*** Begin section ***

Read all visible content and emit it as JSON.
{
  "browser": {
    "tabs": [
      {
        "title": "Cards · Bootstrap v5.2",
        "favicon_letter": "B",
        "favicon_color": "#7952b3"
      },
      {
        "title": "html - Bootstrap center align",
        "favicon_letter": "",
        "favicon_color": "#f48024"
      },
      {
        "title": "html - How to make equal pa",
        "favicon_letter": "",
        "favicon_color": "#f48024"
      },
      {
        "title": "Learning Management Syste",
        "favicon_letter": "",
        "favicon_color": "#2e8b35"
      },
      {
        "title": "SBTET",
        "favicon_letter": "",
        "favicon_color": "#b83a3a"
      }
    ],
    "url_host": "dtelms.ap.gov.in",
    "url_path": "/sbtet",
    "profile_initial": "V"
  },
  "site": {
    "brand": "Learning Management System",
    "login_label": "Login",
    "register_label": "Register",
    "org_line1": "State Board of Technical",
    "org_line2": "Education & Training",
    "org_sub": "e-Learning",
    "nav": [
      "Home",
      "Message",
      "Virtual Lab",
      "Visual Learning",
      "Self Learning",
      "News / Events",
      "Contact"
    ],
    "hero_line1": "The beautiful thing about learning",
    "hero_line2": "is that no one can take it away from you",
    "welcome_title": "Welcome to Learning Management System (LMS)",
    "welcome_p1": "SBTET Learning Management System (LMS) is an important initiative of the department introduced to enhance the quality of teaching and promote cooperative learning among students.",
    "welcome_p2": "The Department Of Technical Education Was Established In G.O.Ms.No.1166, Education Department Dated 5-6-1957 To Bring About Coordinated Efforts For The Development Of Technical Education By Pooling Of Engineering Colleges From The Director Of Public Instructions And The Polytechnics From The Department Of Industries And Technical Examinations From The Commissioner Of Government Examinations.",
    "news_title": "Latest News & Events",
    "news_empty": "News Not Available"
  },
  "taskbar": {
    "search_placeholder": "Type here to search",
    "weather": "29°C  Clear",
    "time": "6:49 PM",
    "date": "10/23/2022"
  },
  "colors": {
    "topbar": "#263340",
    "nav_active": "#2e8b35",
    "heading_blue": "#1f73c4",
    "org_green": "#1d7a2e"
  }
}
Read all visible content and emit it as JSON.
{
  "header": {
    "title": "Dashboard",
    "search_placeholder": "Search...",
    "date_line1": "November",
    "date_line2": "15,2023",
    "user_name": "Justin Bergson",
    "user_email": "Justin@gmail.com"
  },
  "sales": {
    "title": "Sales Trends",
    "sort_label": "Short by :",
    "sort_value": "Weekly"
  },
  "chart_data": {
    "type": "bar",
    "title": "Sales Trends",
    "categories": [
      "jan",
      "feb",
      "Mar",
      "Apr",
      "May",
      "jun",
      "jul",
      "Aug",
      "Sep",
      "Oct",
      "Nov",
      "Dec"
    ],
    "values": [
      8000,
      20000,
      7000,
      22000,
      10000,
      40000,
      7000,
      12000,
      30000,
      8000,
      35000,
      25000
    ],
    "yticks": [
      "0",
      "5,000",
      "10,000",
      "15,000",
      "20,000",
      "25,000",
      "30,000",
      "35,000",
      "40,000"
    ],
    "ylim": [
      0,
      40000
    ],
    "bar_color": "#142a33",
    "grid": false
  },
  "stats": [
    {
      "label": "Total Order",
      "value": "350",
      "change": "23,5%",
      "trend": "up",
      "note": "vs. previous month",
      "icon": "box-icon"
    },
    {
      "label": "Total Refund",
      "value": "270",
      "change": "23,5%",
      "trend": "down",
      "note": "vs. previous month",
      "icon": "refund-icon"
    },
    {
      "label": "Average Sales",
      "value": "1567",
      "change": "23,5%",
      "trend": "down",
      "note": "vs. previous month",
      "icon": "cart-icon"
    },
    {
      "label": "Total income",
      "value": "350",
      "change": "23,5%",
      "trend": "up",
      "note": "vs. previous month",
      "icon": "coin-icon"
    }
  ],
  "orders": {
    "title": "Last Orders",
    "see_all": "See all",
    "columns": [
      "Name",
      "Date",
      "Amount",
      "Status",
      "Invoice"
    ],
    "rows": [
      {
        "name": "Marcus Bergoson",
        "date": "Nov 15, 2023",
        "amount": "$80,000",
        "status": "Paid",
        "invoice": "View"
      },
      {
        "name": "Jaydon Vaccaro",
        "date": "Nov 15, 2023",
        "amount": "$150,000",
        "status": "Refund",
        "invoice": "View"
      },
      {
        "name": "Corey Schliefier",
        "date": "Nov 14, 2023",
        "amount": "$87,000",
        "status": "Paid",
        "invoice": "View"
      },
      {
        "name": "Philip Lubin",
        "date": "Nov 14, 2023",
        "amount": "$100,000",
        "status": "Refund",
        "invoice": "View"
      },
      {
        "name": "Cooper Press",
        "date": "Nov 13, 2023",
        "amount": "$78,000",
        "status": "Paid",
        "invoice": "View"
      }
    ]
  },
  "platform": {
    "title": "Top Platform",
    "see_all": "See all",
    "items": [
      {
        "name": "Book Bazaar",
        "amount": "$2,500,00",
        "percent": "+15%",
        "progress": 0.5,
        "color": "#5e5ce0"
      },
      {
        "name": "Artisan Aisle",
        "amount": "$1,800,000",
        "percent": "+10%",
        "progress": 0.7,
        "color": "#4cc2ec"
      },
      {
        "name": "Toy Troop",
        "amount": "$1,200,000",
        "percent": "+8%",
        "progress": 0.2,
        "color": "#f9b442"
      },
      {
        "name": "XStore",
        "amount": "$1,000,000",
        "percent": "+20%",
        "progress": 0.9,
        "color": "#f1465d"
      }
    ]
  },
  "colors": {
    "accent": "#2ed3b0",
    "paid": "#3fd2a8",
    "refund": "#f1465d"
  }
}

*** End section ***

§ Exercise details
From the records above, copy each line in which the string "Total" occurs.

§ Exercise response
      "label": "Total Order",
      "label": "Total Refund",
      "label": "Total income",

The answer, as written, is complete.